"If you have not so great days, you can wrap this quilt around you and  just remember that there's many, many Canadians out there who are very thankful."

"I was concerned as to where it was going to end up," said Novak. "I didn't want it to end up in someone's garage or in a box or a warehouse."

Soon after moving to Whistle Bend Place, Novak got an idea.

After noticing some empty wall space in a hallway near his wing, he planted the seed with staff at the facility.

Joseph Novak points to his 'Quilt of Valour' that now hangs at his new long term care home in Whitehorse. He says it reminds him of the soldiers that didn't make it home. (George Maratos/CBC)

After some gentle, not-so-gentle nudging, staff agreed the quilt's new home could be the care centre.

Still, accommodating Novak's request took a bit of work.

"We don't have too much wall space in the central area of what we call the village center," said Julia Mertz, a recreation therapist at Whistle Bend. "We have some beautiful murals and artwork displayed here in the building. So we were pressed to find an actual spot for it."

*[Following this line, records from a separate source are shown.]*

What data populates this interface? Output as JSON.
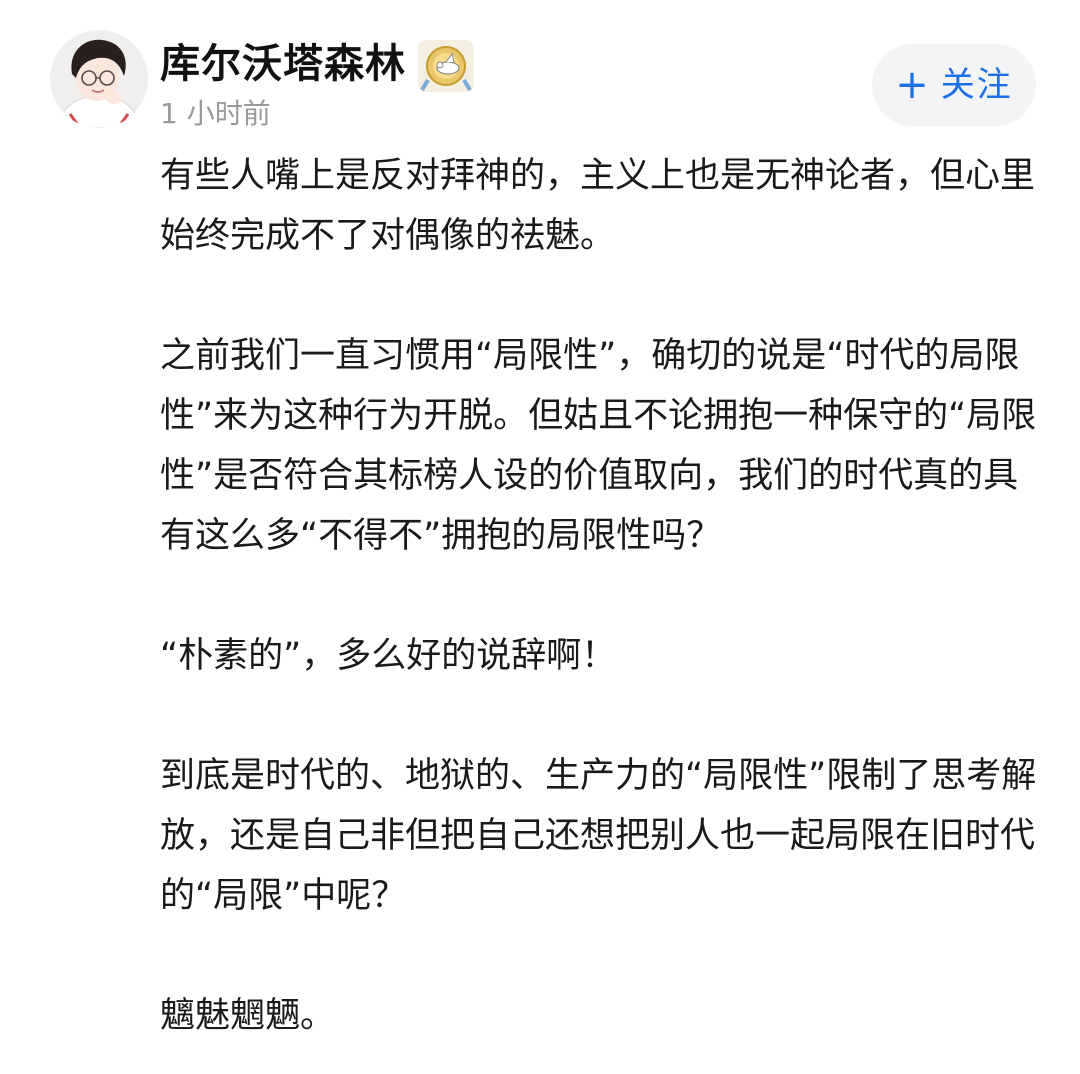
{
  "post": {
    "author": {
      "name": "库尔沃塔森林",
      "badge_icon": "gold-medal-badge-icon",
      "avatar_icon": "cartoon-avatar-icon"
    },
    "timestamp": "1 小时前",
    "follow_button": {
      "icon": "plus-icon",
      "plus": "+",
      "label": "关注",
      "color": "#1d6fe6"
    },
    "paragraphs": [
      "有些人嘴上是反对拜神的，主义上也是无神论者，但心里始终完成不了对偶像的祛魅。",
      "之前我们一直习惯用“局限性”，确切的说是“时代的局限性”来为这种行为开脱。但姑且不论拥抱一种保守的“局限性”是否符合其标榜人设的价值取向，我们的时代真的具有这么多“不得不”拥抱的局限性吗？",
      "“朴素的”，多么好的说辞啊！",
      "到底是时代的、地狱的、生产力的“局限性”限制了思考解放，还是自己非但把自己还想把别人也一起局限在旧时代的“局限”中呢？",
      "魑魅魍魉。"
    ]
  }
}
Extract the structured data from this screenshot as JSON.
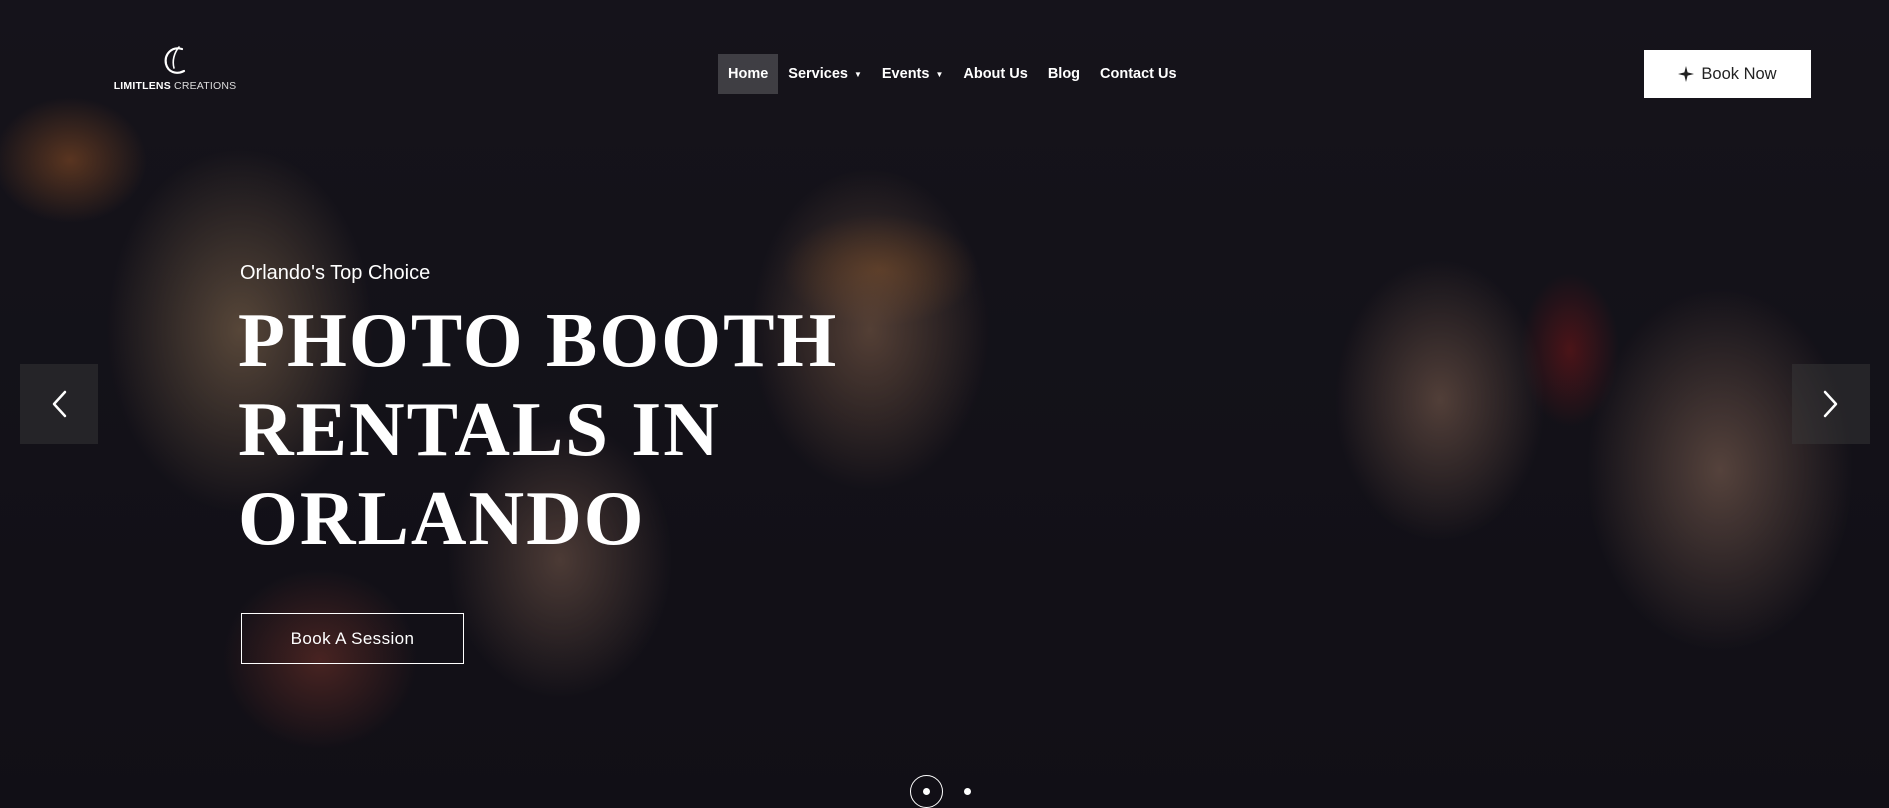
{
  "brand": {
    "name_bold": "LIMITLENS",
    "name_light": "CREATIONS",
    "logo_icon": "stylized-c-monogram-icon"
  },
  "nav": {
    "items": [
      {
        "label": "Home",
        "active": true,
        "has_dropdown": false
      },
      {
        "label": "Services",
        "active": false,
        "has_dropdown": true
      },
      {
        "label": "Events",
        "active": false,
        "has_dropdown": true
      },
      {
        "label": "About Us",
        "active": false,
        "has_dropdown": false
      },
      {
        "label": "Blog",
        "active": false,
        "has_dropdown": false
      },
      {
        "label": "Contact Us",
        "active": false,
        "has_dropdown": false
      }
    ],
    "dropdown_icon": "caret-down-icon"
  },
  "cta": {
    "book_now_label": "Book Now",
    "book_now_icon": "sparkle-icon"
  },
  "hero": {
    "eyebrow": "Orlando's Top Choice",
    "headline_lines": [
      "PHOTO BOOTH",
      "RENTALS IN",
      "ORLANDO"
    ],
    "button_label": "Book A Session"
  },
  "slider": {
    "prev_icon": "chevron-left-icon",
    "next_icon": "chevron-right-icon",
    "total_slides": 2,
    "active_slide": 1
  },
  "colors": {
    "text": "#ffffff",
    "book_now_bg": "#ffffff",
    "book_now_text": "#222222",
    "active_nav_bg": "#46464b"
  }
}
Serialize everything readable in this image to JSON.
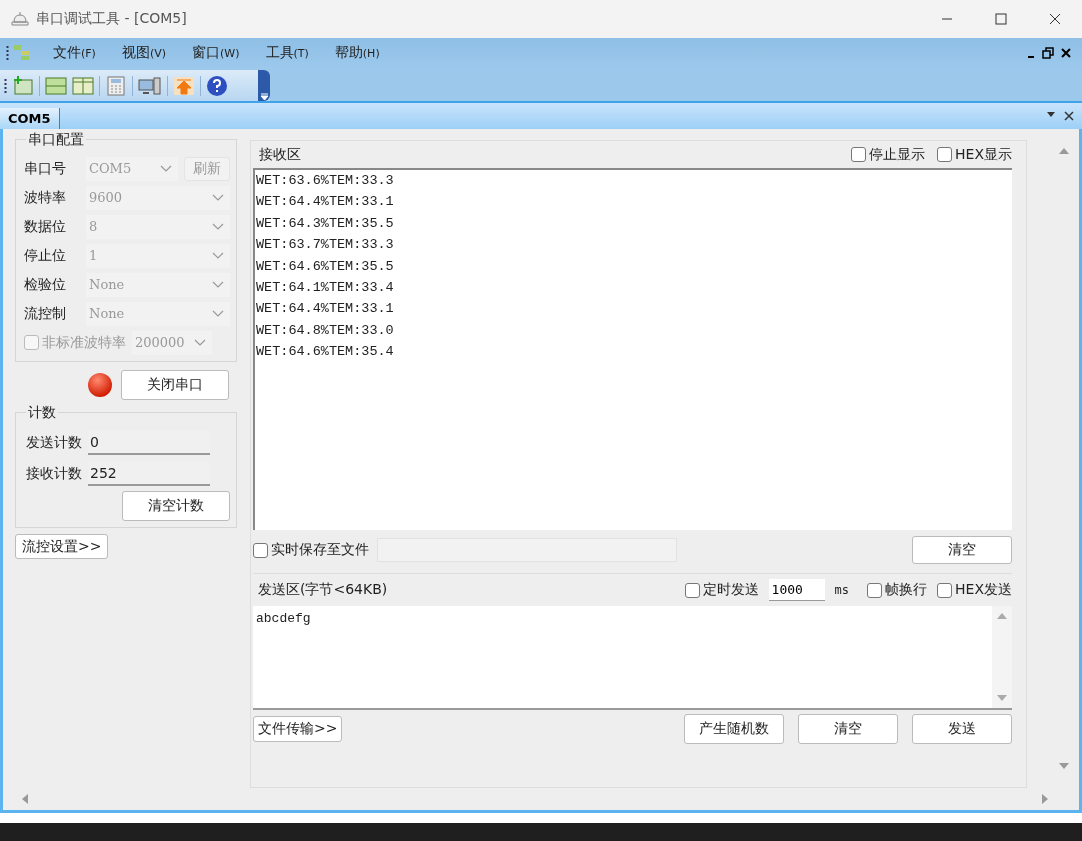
{
  "window": {
    "title": "串口调试工具 - [COM5]"
  },
  "menu": {
    "items": [
      {
        "label": "文件",
        "key": "(F)"
      },
      {
        "label": "视图",
        "key": "(V)"
      },
      {
        "label": "窗口",
        "key": "(W)"
      },
      {
        "label": "工具",
        "key": "(T)"
      },
      {
        "label": "帮助",
        "key": "(H)"
      }
    ]
  },
  "tabs": [
    {
      "label": "COM5",
      "selected": true
    }
  ],
  "serial_config": {
    "title": "串口配置",
    "fields": [
      {
        "label": "串口号",
        "value": "COM5",
        "disabled": true
      },
      {
        "label": "波特率",
        "value": "9600",
        "disabled": true
      },
      {
        "label": "数据位",
        "value": "8",
        "disabled": true
      },
      {
        "label": "停止位",
        "value": "1",
        "disabled": true
      },
      {
        "label": "检验位",
        "value": "None",
        "disabled": true
      },
      {
        "label": "流控制",
        "value": "None",
        "disabled": true
      }
    ],
    "refresh_button": {
      "label": "刷新",
      "disabled": true
    },
    "nonstandard": {
      "label": "非标准波特率",
      "checked": false,
      "disabled": true,
      "value": "200000"
    },
    "port_open": true,
    "close_button": "关闭串口"
  },
  "counts": {
    "title": "计数",
    "rows": [
      {
        "label": "发送计数",
        "value": "0"
      },
      {
        "label": "接收计数",
        "value": "252"
      }
    ],
    "clear_button": "清空计数"
  },
  "flow_button": "流控设置>>",
  "receive": {
    "title": "接收区",
    "options": [
      {
        "label": "停止显示",
        "checked": false
      },
      {
        "label": "HEX显示",
        "checked": false
      }
    ],
    "lines": [
      "WET:63.6%TEM:33.3",
      "WET:64.4%TEM:33.1",
      "WET:64.3%TEM:35.5",
      "WET:63.7%TEM:33.3",
      "WET:64.6%TEM:35.5",
      "WET:64.1%TEM:33.4",
      "WET:64.4%TEM:33.1",
      "WET:64.8%TEM:33.0",
      "WET:64.6%TEM:35.4"
    ],
    "save_to_file": {
      "label": "实时保存至文件",
      "checked": false
    },
    "clear_button": "清空"
  },
  "send": {
    "title": "发送区(字节<64KB)",
    "timed": {
      "label": "定时发送",
      "checked": false,
      "interval": "1000",
      "unit": "ms"
    },
    "options": [
      {
        "label": "帧换行",
        "checked": false
      },
      {
        "label": "HEX发送",
        "checked": false
      }
    ],
    "text": "abcdefg",
    "buttons": [
      "文件传输>>",
      "产生随机数",
      "清空",
      "发送"
    ]
  }
}
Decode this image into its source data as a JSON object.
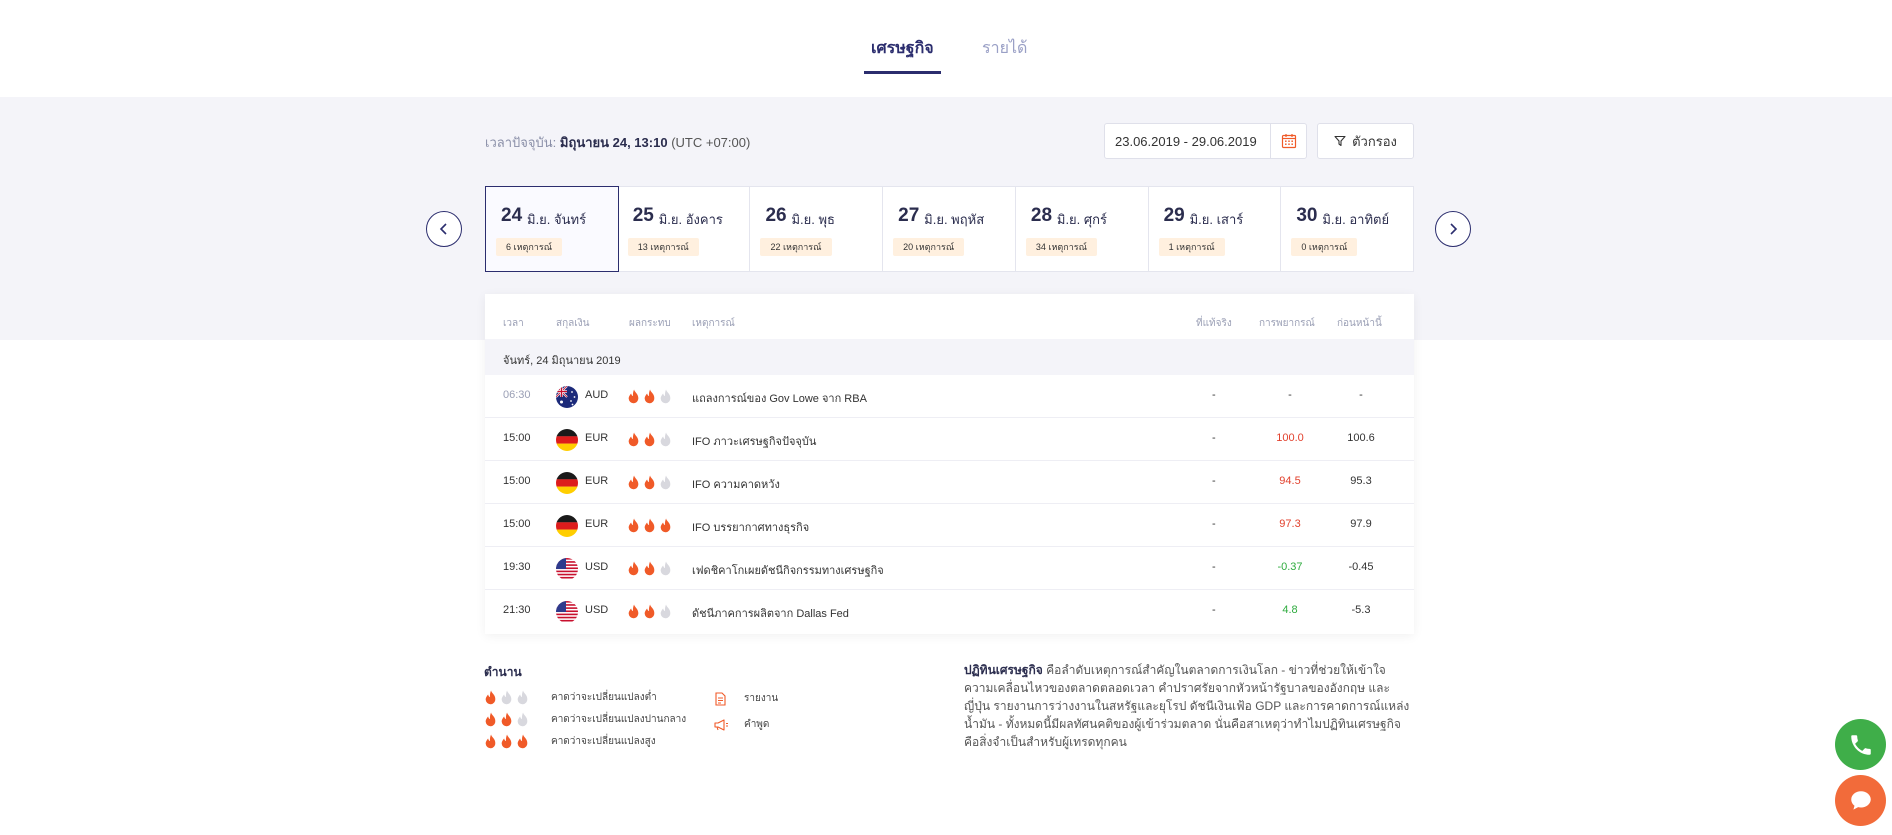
{
  "tabs": [
    {
      "label": "เศรษฐกิจ",
      "active": true
    },
    {
      "label": "รายได้",
      "active": false
    }
  ],
  "current_time": {
    "label": "เวลาปัจจุบัน:",
    "value": "มิถุนายน 24, 13:10",
    "timezone": "(UTC +07:00)"
  },
  "date_range": "23.06.2019 - 29.06.2019",
  "filter_label": "ตัวกรอง",
  "days": [
    {
      "num": "24",
      "label": "มิ.ย. จันทร์",
      "events": "6 เหตุการณ์",
      "active": true
    },
    {
      "num": "25",
      "label": "มิ.ย. อังคาร",
      "events": "13 เหตุการณ์",
      "active": false
    },
    {
      "num": "26",
      "label": "มิ.ย. พุธ",
      "events": "22 เหตุการณ์",
      "active": false
    },
    {
      "num": "27",
      "label": "มิ.ย. พฤหัส",
      "events": "20 เหตุการณ์",
      "active": false
    },
    {
      "num": "28",
      "label": "มิ.ย. ศุกร์",
      "events": "34 เหตุการณ์",
      "active": false
    },
    {
      "num": "29",
      "label": "มิ.ย. เสาร์",
      "events": "1 เหตุการณ์",
      "active": false
    },
    {
      "num": "30",
      "label": "มิ.ย. อาทิตย์",
      "events": "0 เหตุการณ์",
      "active": false
    }
  ],
  "table": {
    "headers": {
      "time": "เวลา",
      "currency": "สกุลเงิน",
      "impact": "ผลกระทบ",
      "event": "เหตุการณ์",
      "actual": "ที่แท้จริง",
      "forecast": "การพยากรณ์",
      "previous": "ก่อนหน้านี้"
    },
    "date_header": "จันทร์, 24 มิถุนายน 2019",
    "rows": [
      {
        "time": "06:30",
        "time_muted": true,
        "flag": "au",
        "currency": "AUD",
        "impact": 2,
        "event": "แถลงการณ์ของ Gov Lowe จาก RBA",
        "actual": "-",
        "forecast": "-",
        "forecast_color": "",
        "previous": "-"
      },
      {
        "time": "15:00",
        "time_muted": false,
        "flag": "de",
        "currency": "EUR",
        "impact": 2,
        "event": "IFO ภาวะเศรษฐกิจปัจจุบัน",
        "actual": "-",
        "forecast": "100.0",
        "forecast_color": "red",
        "previous": "100.6"
      },
      {
        "time": "15:00",
        "time_muted": false,
        "flag": "de",
        "currency": "EUR",
        "impact": 2,
        "event": "IFO ความคาดหวัง",
        "actual": "-",
        "forecast": "94.5",
        "forecast_color": "red",
        "previous": "95.3"
      },
      {
        "time": "15:00",
        "time_muted": false,
        "flag": "de",
        "currency": "EUR",
        "impact": 3,
        "event": "IFO บรรยากาศทางธุรกิจ",
        "actual": "-",
        "forecast": "97.3",
        "forecast_color": "red",
        "previous": "97.9"
      },
      {
        "time": "19:30",
        "time_muted": false,
        "flag": "us",
        "currency": "USD",
        "impact": 2,
        "event": "เฟดชิคาโกเผยดัชนีกิจกรรมทางเศรษฐกิจ",
        "actual": "-",
        "forecast": "-0.37",
        "forecast_color": "green",
        "previous": "-0.45"
      },
      {
        "time": "21:30",
        "time_muted": false,
        "flag": "us",
        "currency": "USD",
        "impact": 2,
        "event": "ดัชนีภาคการผลิตจาก Dallas Fed",
        "actual": "-",
        "forecast": "4.8",
        "forecast_color": "green",
        "previous": "-5.3"
      }
    ]
  },
  "legend": {
    "title": "ตำนาน",
    "impact_items": [
      {
        "level": 1,
        "label": "คาดว่าจะเปลี่ยนแปลงต่ำ"
      },
      {
        "level": 2,
        "label": "คาดว่าจะเปลี่ยนแปลงปานกลาง"
      },
      {
        "level": 3,
        "label": "คาดว่าจะเปลี่ยนแปลงสูง"
      }
    ],
    "type_items": [
      {
        "icon": "report-icon",
        "label": "รายงาน"
      },
      {
        "icon": "speech-icon",
        "label": "คำพูด"
      }
    ]
  },
  "description": {
    "title": "ปฏิทินเศรษฐกิจ",
    "body": " คือลำดับเหตุการณ์สำคัญในตลาดการเงินโลก - ข่าวที่ช่วยให้เข้าใจความเคลื่อนไหวของตลาดตลอดเวลา คำปราศรัยจากหัวหน้ารัฐบาลของอังกฤษ และญี่ปุ่น รายงานการว่างงานในสหรัฐและยุโรป ดัชนีเงินเฟ้อ GDP และการคาดการณ์แหล่งน้ำมัน - ทั้งหมดนี้มีผลทัศนคติของผู้เข้าร่วมตลาด นั่นคือสาเหตุว่าทำไมปฏิทินเศรษฐกิจคือสิ่งจำเป็นสำหรับผู้เทรดทุกคน"
  },
  "colors": {
    "primary": "#2b2d6e",
    "flame": "#f05a28",
    "flame_off": "#d8d8de",
    "phone_fab": "#3fae49",
    "chat_fab": "#f26b3a"
  }
}
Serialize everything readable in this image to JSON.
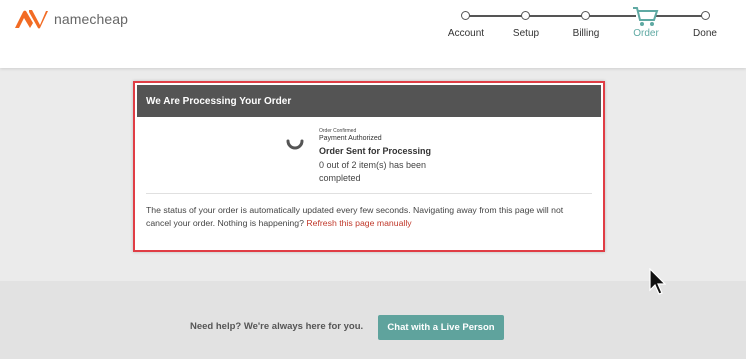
{
  "header": {
    "logo_text": "namecheap",
    "steps": [
      {
        "label": "Account",
        "active": false
      },
      {
        "label": "Setup",
        "active": false
      },
      {
        "label": "Billing",
        "active": false
      },
      {
        "label": "Order",
        "active": true
      },
      {
        "label": "Done",
        "active": false
      }
    ],
    "brand_color": "#f26b24",
    "active_step_color": "#5fa9a3"
  },
  "order_card": {
    "title": "We Are Processing Your Order",
    "status_tiny": "Order Confirmed",
    "status_paid": "Payment Authorized",
    "status_sent": "Order Sent for Processing",
    "count_text": "0 out of 2 item(s) has been completed",
    "status_message": "The status of your order is automatically updated every few seconds. Navigating away from this page will not cancel your order. Nothing is happening?",
    "refresh_link": "Refresh this page manually",
    "highlight_color": "#e03d45"
  },
  "help": {
    "text": "Need help? We're always here for you.",
    "chat_button": "Chat with a Live Person",
    "button_color": "#5fa39d"
  }
}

"We had to rent a scissor lift from a company in town, get that over here for the day," she said.

All that work has been worthwhile. Novak was brought to tears the day the quilt went up.

"It reminds me how lucky I am that I was able to come back home," said Novak. "I think of the boys that didn't make it."

He says the quilt is worth more than all the money and gold in the world.

"That's the value of the quilt to me, it's worth everything … it's priceless."

Joseph Novak was just 20 years old when he went to war. The lance corporal served close to three years. (Submitted by Joseph Novak)

The Quilt Man

Novak has been living at Whistle Bend for about three months now.

He's setting in nicely, making friends with staff and residents.

He buys them gifts regularly, including 85 chocolate bars at Easter and a single rose for every woman in his wing for Mother's Day. He's already planning to have cookies made for everyone on Canada Day.

"I'm always giving because I believe and Mary taught me, if you receive you should also be able to give," said Novak. "I'm doing what every human being should be doing but I think the majority don't look at life the way I look at life."

Novak also has a new nickname.

Staff and residents call him "The Quilt Man."

He says he couldn't be happier.

"I wake up every morning and I say, boy, I'm alive, thank God, another bonus day," said Novak. "Let's be happy and that's my motto to be happy."

ABOUT THE AUTHOR

George Maratos

Associate Producer

George Maratos is a reporter and associate producer at CBC Yukon with more than a decade of experience covering the North.

now